Reunification of the Parthenon Marbles

The exquisite Parthenon Marbles (also known as the ‘ Elgin’ Marbles) were removed from the Acropolis in Athens by Lord Elgin, then British Ambassador to the Ottoman Empire, over 200 years ago, and today reside in the British Museum. Elgin claimed that he had the permission of the Ottoman authorities to strip the sculptures from the Parthenon, however doubts were raised about this as early as 1816, when the British Parliament debated the issue before finally deciding to purchase the sculptures.


The importance of the sculptures to Greece as a nation and to people of Hellenic descent throughout the world, including Greek-Australians, cannot be overstated.

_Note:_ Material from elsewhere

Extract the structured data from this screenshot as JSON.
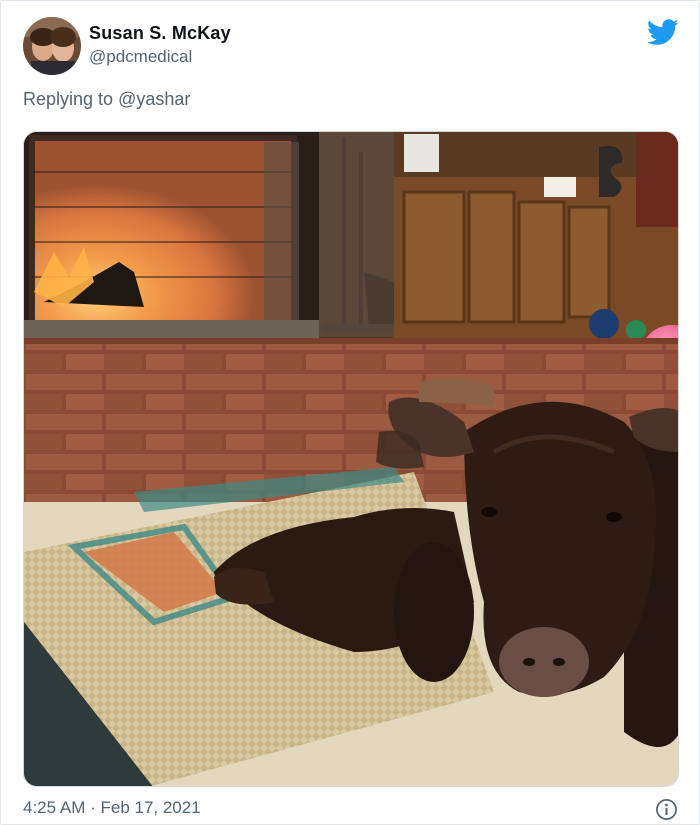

The marbles comprise huge pedimental figures, friezes, metopes, parts of columns and other pieces representing over half of all the surviving sculptures from the Parthenon, and are an integral part of the most important building in Greece, which is also the pre-eminent symbol of Hellenic culture and identity.

The Australian Hellenic Council has campaigned for many years, along with many other organizations and individuals throughout the world, for the return of the Parthenon Marbles to their rightful home in Athens.

The campaign was given a boost last year with the completion of the New Acropolis Museum, a $200-million, 226,000-square-foot facility, purpose-built at the base of the Acropolis for the display of artefacts from the site including the Parthenon Marbles.

On the occasion of the opening of the Museum, the Australian Hellenic Council called on the Parliament of the Commonwealth of Australia to adopt a resolution supporting the restitution of the Parthenon Marbles to the Museum.

Download AHC Parthenon Marbles position paper

Advice by Geoffrey Robertson QC, Prof. Norman Palmer QC and Amal Clooney, 31 July 2015

See the links below for more information on the history of the Parthenon Marbles and the case for returning them to Athens.